EXCERPTED RECORDS>
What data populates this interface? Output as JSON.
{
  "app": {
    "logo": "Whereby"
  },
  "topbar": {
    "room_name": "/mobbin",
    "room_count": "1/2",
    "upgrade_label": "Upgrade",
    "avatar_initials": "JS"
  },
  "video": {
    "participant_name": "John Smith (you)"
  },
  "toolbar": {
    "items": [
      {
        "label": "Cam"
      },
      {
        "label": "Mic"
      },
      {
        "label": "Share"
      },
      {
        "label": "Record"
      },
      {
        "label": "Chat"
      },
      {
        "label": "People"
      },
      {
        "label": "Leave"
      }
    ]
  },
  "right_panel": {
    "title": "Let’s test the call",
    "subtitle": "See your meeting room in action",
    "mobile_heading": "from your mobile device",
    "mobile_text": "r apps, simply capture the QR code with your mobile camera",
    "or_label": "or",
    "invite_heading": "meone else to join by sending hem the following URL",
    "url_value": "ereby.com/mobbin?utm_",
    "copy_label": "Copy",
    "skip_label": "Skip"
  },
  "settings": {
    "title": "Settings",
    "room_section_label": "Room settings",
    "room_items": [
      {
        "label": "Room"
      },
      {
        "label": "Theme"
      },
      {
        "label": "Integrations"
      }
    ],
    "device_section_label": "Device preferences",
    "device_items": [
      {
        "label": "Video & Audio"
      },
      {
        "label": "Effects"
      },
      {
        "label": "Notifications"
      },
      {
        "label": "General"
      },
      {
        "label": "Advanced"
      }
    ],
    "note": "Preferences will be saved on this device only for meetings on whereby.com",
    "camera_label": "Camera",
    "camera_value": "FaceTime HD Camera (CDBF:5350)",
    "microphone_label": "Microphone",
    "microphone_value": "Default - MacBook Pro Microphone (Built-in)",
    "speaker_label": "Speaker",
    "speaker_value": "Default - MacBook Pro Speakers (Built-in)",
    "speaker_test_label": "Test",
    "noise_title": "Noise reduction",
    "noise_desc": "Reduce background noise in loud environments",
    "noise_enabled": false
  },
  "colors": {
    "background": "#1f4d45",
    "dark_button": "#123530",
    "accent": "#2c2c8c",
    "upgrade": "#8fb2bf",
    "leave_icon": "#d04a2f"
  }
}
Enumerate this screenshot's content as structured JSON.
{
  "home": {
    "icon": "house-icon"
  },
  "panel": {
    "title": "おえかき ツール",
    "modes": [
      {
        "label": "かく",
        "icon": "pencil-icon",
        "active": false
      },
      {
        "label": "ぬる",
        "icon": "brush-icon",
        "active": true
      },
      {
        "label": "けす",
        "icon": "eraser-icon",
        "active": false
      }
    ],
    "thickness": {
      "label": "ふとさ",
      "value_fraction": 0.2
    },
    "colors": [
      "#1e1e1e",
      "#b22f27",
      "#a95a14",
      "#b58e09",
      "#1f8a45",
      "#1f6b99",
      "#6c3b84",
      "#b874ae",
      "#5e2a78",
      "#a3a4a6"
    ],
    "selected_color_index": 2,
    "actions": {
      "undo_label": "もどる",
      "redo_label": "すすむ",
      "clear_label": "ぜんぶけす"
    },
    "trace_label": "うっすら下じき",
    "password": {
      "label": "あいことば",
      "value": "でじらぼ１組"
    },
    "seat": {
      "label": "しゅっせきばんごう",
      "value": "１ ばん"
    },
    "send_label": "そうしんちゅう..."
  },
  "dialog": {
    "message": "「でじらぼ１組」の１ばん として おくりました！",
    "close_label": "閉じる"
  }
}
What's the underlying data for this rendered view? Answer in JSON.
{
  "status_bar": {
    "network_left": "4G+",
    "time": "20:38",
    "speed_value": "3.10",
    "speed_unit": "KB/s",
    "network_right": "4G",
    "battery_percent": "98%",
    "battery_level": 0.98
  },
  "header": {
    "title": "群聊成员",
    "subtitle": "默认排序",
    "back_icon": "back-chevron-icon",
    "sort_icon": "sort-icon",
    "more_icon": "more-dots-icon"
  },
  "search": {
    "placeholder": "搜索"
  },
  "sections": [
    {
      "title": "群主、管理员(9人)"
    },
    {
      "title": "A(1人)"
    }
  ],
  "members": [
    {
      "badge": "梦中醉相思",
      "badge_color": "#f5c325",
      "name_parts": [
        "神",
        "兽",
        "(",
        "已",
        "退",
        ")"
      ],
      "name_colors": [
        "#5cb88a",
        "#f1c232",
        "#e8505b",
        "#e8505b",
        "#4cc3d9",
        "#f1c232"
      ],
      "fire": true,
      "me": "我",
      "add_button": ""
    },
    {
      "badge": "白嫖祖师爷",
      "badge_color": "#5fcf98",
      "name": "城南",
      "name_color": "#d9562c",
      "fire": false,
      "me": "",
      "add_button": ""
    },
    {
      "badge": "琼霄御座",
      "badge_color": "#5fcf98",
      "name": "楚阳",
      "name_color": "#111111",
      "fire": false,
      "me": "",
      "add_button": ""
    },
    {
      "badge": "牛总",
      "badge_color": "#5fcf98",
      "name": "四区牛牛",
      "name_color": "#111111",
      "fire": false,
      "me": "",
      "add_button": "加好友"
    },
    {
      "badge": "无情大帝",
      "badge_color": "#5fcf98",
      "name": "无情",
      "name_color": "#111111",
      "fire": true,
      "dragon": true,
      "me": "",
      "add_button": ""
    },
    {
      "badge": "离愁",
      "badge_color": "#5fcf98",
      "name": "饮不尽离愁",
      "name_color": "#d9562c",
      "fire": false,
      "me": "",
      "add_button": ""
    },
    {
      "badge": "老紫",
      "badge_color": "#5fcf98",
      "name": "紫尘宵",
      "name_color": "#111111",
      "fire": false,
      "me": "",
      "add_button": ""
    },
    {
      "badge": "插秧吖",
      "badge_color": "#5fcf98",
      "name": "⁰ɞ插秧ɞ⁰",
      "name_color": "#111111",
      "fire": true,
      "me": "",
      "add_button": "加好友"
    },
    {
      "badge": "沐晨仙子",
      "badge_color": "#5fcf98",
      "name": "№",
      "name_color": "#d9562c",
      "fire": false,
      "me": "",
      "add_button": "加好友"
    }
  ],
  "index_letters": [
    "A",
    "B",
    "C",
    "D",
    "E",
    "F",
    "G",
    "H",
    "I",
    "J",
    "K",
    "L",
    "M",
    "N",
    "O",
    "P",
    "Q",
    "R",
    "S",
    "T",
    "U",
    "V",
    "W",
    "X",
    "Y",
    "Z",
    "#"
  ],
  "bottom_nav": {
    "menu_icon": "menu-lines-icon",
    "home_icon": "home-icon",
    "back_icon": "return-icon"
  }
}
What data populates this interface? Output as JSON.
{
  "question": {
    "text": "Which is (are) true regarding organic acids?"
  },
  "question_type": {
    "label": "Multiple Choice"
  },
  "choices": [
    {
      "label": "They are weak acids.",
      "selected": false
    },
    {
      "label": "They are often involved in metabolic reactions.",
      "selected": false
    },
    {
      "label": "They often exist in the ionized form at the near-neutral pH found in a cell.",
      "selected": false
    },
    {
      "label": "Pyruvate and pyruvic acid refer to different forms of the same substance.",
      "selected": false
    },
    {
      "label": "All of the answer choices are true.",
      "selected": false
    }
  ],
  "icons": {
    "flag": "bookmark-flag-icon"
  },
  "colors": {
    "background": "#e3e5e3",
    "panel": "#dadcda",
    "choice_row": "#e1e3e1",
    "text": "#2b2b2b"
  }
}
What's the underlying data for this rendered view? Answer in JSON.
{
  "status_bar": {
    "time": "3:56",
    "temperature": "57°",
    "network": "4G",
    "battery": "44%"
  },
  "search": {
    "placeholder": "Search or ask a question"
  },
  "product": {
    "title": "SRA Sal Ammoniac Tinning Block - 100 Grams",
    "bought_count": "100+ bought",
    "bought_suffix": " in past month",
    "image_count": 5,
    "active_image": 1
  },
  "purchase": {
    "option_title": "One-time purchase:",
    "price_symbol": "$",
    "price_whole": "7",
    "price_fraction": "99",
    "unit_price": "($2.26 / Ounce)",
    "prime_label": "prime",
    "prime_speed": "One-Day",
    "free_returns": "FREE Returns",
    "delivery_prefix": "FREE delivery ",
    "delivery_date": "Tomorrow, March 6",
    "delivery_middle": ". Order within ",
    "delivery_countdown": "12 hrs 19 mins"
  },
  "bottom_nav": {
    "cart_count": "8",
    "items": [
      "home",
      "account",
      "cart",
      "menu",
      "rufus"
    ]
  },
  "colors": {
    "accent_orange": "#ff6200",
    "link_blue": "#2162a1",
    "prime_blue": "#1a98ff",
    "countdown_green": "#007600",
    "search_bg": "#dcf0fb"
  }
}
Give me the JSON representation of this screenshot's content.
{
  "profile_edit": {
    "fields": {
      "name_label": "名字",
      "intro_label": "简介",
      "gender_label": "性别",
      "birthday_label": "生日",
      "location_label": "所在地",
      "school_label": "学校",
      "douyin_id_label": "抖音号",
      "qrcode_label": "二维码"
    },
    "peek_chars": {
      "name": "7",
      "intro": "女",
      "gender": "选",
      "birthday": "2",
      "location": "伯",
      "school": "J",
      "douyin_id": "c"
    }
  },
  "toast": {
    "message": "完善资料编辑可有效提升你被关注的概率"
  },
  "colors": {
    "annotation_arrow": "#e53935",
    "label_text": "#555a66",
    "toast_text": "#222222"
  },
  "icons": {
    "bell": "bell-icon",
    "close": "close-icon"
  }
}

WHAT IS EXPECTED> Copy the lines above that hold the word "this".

COMPLETED TASK>
What data populates this interface? Output as JSON.
    "note": "Preferences will be saved on this device only for meetings on whereby.com",
Enumerate this screenshot's content as structured JSON.
What's the underlying data for this rendered view? Answer in JSON.
What data populates this interface? Output as JSON.
What's the underlying data for this rendered view? Answer in JSON.
Give me the JSON representation of this screenshot's content.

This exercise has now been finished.